## Exercise goal:
Could you tally the lines of the entries that carry the string "VintelCompany"? Reply with the number and nothing more.

## Supplied data:
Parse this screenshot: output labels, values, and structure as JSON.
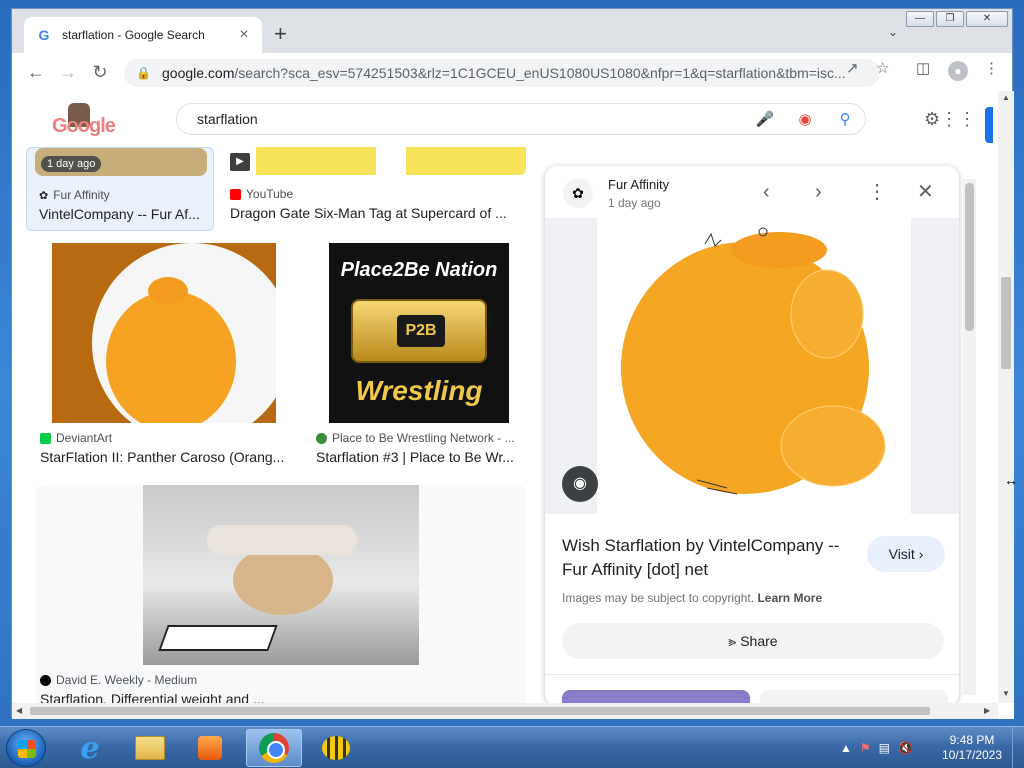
{
  "browser": {
    "tab_title": "starflation - Google Search",
    "url_host": "google.com",
    "url_rest": "/search?sca_esv=574251503&rlz=1C1GCEU_enUS1080US1080&nfpr=1&q=starflation&tbm=isc..."
  },
  "search": {
    "query": "starflation",
    "doodle_text": "Google"
  },
  "results": {
    "top_left": {
      "badge": "1 day ago",
      "source": "Fur Affinity",
      "title": "VintelCompany -- Fur Af..."
    },
    "top_right": {
      "source": "YouTube",
      "title": "Dragon Gate Six-Man Tag at Supercard of ..."
    },
    "mid_left": {
      "source": "DeviantArt",
      "title": "StarFlation II: Panther Caroso (Orang..."
    },
    "mid_right": {
      "source": "Place to Be Wrestling Network - ...",
      "title": "Starflation #3 | Place to Be Wr...",
      "img_line1": "Place2Be Nation",
      "img_logo": "P2B",
      "img_line2": "Wrestling"
    },
    "bottom": {
      "source": "David E. Weekly - Medium",
      "title": "Starflation. Differential weight and ..."
    }
  },
  "panel": {
    "source": "Fur Affinity",
    "age": "1 day ago",
    "title": "Wish Starflation by VintelCompany -- Fur Affinity [dot] net",
    "visit_label": "Visit",
    "copyright": "Images may be subject to copyright.",
    "learn_more": "Learn More",
    "share_label": "Share"
  },
  "taskbar": {
    "time": "9:48 PM",
    "date": "10/17/2023"
  },
  "colors": {
    "accent": "#1a73e8",
    "orange": "#f5a623"
  }
}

## Exercise response:
2